Of the millions who passed through the gates of Auschwitz, it is estimated that only around 200,000 survived. The stories of survivors, not only of the camp at Auschwitz but of the Holocaust more broadly, are of critical importance if we are to fully understand human history's darkest hour. What is perhaps most extraordinary is the extent to which so many not only survived the horror but went on to lead productive and full lives in spite of the trauma they endured. I think particularly here of people such as the late Kurt Ehrenfeld of Western Australia, who passed away in July last year. I knew Mr Ehrenfeld and I know his children. He was transported to the Theresienstadt concentration camp at the age of just 12, along with his mother and sister. The memorial program put together by the Ehrenfeld family contains the story:

The SS Officer pointed to me and asked my father: "Is he a strong boy?"

"No, he's not," said my father, "he's weak". So my father was sent in one direction and my mother, sister and me in another. That was the last I ever saw of my father.

Kurt Ehrenfeld later learnt that his father, Oskar, perished in the Nazi camp at Bergen-Belsen. One can hardly begin to imagine the effect that such a traumatic experience would have on a child so young. Yet Kurt Ehrenfeld, like so many others, found a new life in Australia, which he fully embraced, making a major contribution to significant engineering projects in WA, including the Ord River dam project, and raising his own seven children with his wife, Norma.

Of course, while it was the European Jews who were overwhelmingly the target and victims of the Nazis' reign of terror, others perished in their camps, including those who stood up for Jewish people, resistance fighters, the physically disabled, those with intellectual disabilities, gay people and those opposed to the Nazis politically.

In acknowledging the 70th anniversary of the liberation of Auschwitz, one thing came through very strongly at the commemorative services here in Australia and around the world. That was: to never forget. It was former US President Harry Truman who said in the days following the end of the Second World War:

It is easier to remove tyrants and destroy concentration camps than it is to kill the ideas which gave them birth and strength.

Given some of the anti-Semitic outbursts and attacks we have witnessed in Europe in just the last month, President Truman's words resonate with a tragic prescience. In the same week that the world was shocked by the violent assault on the offices of Charlie Hebdo in Paris, there was a subsequent attack carried out by an Islamist militant on a kosher supermarket in the eastern suburbs of that same city. This attack claimed the lives of four Jewish hostages and terrorised another 15 before police ultimately killed the perpetrator.
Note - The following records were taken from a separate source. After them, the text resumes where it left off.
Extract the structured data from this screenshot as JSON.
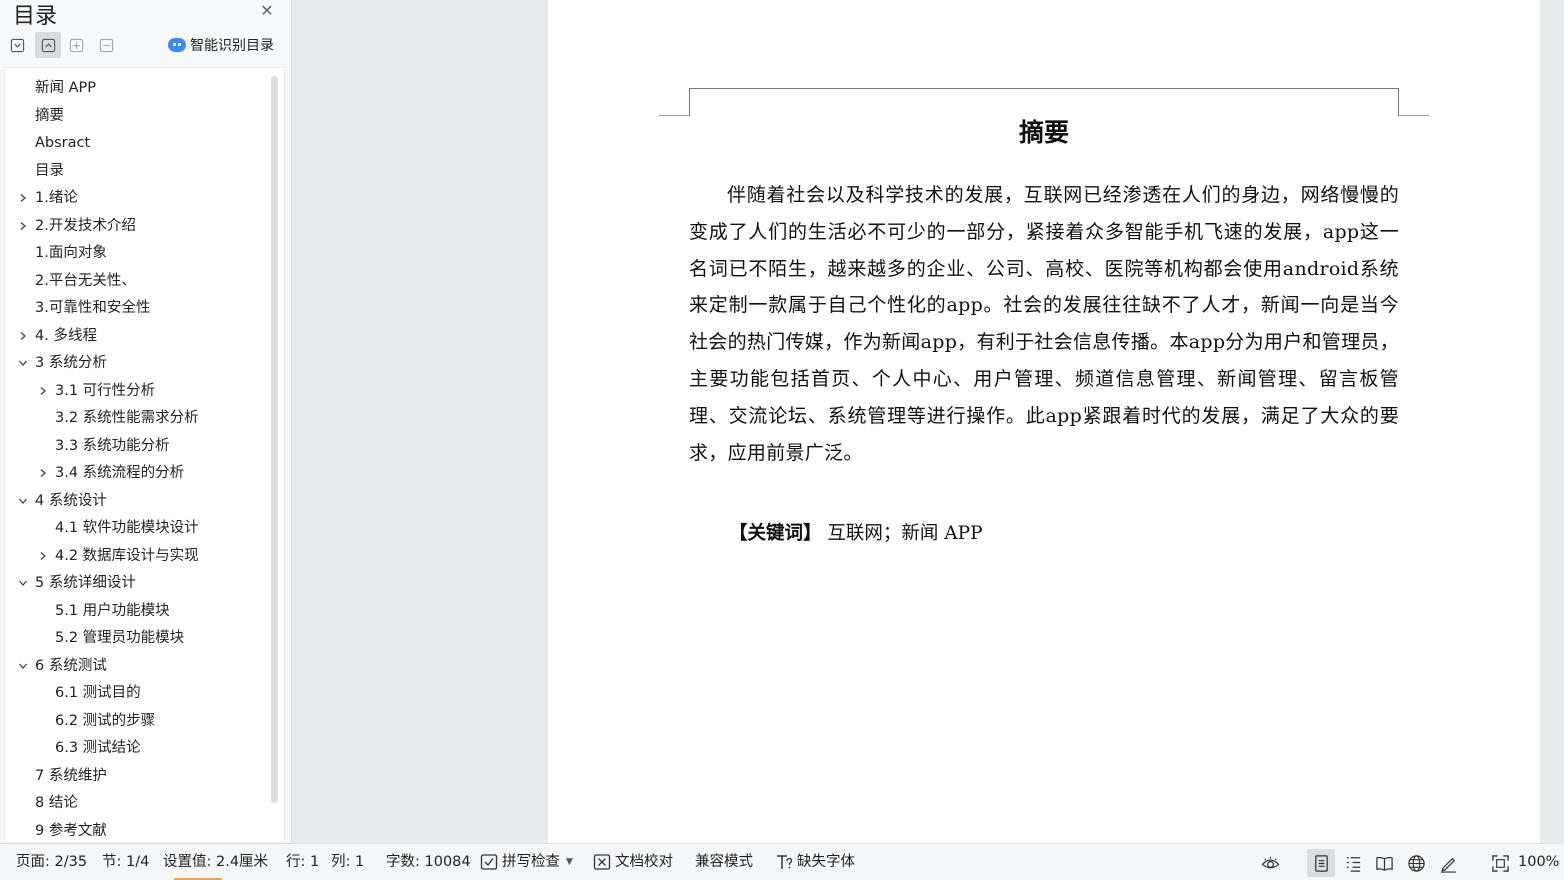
{
  "sidebar": {
    "title": "目录",
    "smart_toc_label": "智能识别目录",
    "toolbar_icons": [
      "expand-all-icon",
      "collapse-all-icon",
      "add-level-icon",
      "remove-level-icon"
    ]
  },
  "toc": [
    {
      "label": "新闻 APP",
      "level": 0,
      "arrow": "none"
    },
    {
      "label": "摘要",
      "level": 0,
      "arrow": "none"
    },
    {
      "label": "Absract",
      "level": 0,
      "arrow": "none"
    },
    {
      "label": "目录",
      "level": 0,
      "arrow": "none"
    },
    {
      "label": "1.绪论",
      "level": 0,
      "arrow": "right"
    },
    {
      "label": "2.开发技术介绍",
      "level": 0,
      "arrow": "right"
    },
    {
      "label": "1.面向对象",
      "level": 0,
      "arrow": "none"
    },
    {
      "label": "2.平台无关性、",
      "level": 0,
      "arrow": "none"
    },
    {
      "label": "3.可靠性和安全性",
      "level": 0,
      "arrow": "none"
    },
    {
      "label": "4.  多线程",
      "level": 0,
      "arrow": "right"
    },
    {
      "label": "3 系统分析",
      "level": 0,
      "arrow": "down"
    },
    {
      "label": "3.1 可行性分析",
      "level": 1,
      "arrow": "right"
    },
    {
      "label": "3.2 系统性能需求分析",
      "level": 1,
      "arrow": "none"
    },
    {
      "label": "3.3 系统功能分析",
      "level": 1,
      "arrow": "none"
    },
    {
      "label": "3.4 系统流程的分析",
      "level": 1,
      "arrow": "right"
    },
    {
      "label": "4 系统设计",
      "level": 0,
      "arrow": "down"
    },
    {
      "label": "4.1  软件功能模块设计",
      "level": 1,
      "arrow": "none"
    },
    {
      "label": "4.2  数据库设计与实现",
      "level": 1,
      "arrow": "right"
    },
    {
      "label": "5  系统详细设计",
      "level": 0,
      "arrow": "down"
    },
    {
      "label": "5.1 用户功能模块",
      "level": 1,
      "arrow": "none"
    },
    {
      "label": "5.2 管理员功能模块",
      "level": 1,
      "arrow": "none"
    },
    {
      "label": "6  系统测试",
      "level": 0,
      "arrow": "down"
    },
    {
      "label": "6.1  测试目的",
      "level": 1,
      "arrow": "none"
    },
    {
      "label": "6.2  测试的步骤",
      "level": 1,
      "arrow": "none"
    },
    {
      "label": "6.3 测试结论",
      "level": 1,
      "arrow": "none"
    },
    {
      "label": "7  系统维护",
      "level": 0,
      "arrow": "none"
    },
    {
      "label": "8  结论",
      "level": 0,
      "arrow": "none"
    },
    {
      "label": "9  参考文献",
      "level": 0,
      "arrow": "none"
    }
  ],
  "document": {
    "heading": "摘要",
    "body": "伴随着社会以及科学技术的发展，互联网已经渗透在人们的身边，网络慢慢的变成了人们的生活必不可少的一部分，紧接着众多智能手机飞速的发展，app这一名词已不陌生，越来越多的企业、公司、高校、医院等机构都会使用android系统来定制一款属于自己个性化的app。社会的发展往往缺不了人才，新闻一向是当今社会的热门传媒，作为新闻app，有利于社会信息传播。本app分为用户和管理员，主要功能包括首页、个人中心、用户管理、频道信息管理、新闻管理、留言板管理、交流论坛、系统管理等进行操作。此app紧跟着时代的发展，满足了大众的要求，应用前景广泛。",
    "keywords_label": "【关键词】",
    "keywords": "互联网；新闻 APP"
  },
  "statusbar": {
    "page": "页面: 2/35",
    "section": "节: 1/4",
    "setting": "设置值: 2.4厘米",
    "row": "行: 1",
    "col": "列: 1",
    "word_count": "字数: 10084",
    "spell_check": "拼写检查",
    "proofread": "文档校对",
    "compat_mode": "兼容模式",
    "missing_fonts": "缺失字体",
    "zoom": "100%",
    "view_icons": [
      "eye-protection-icon",
      "page-view-icon",
      "outline-view-icon",
      "reading-view-icon",
      "web-view-icon",
      "write-mode-icon",
      "fit-page-icon"
    ]
  },
  "colors": {
    "accent": "#3a8df5",
    "page_indicator": "#f0a34a"
  }
}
It was a chilling reminder that, for all the lessons the Holocaust has taught us, anti-Semitism has not been defeated.

Anti-Semitic attacks in Europe are being reported with an alarming frequency and the world must remain vigilant—as it must against all forms of discrimination. Yet even in the face of tragedy, humanity's best aspects can shine through. The man hailed as the hero of the Paris supermarket attack, 24-year-old Lassana Bathily, is a practising Muslim, whose words and deeds showed that those of different religions are bound by a common concern for humanity. He said:

Yes, I helped Jews get out. We're brothers. It's not that we're Jewish or Christian or Muslims, we're all in the same boat. You help so you can get through this attack.

I think all of us hope for a world in which our instinctive reaction is always to stand up and defend others, to oppose violence based on differences of religious belief, political opinion, sexual preference, race or gender. It is more important to focus on our shared commitment to preserving the freedom and dignity of every individual.

Scratched into the walls of the concentration camp at Auschwitz at the height of the horror were these brief lines, which best embody the hope that beats in every human heart even in our darkest times:

I believe in the sun even when it's not shining.

I believe in love even when I don't feel it.

I believe in God even when He is silent.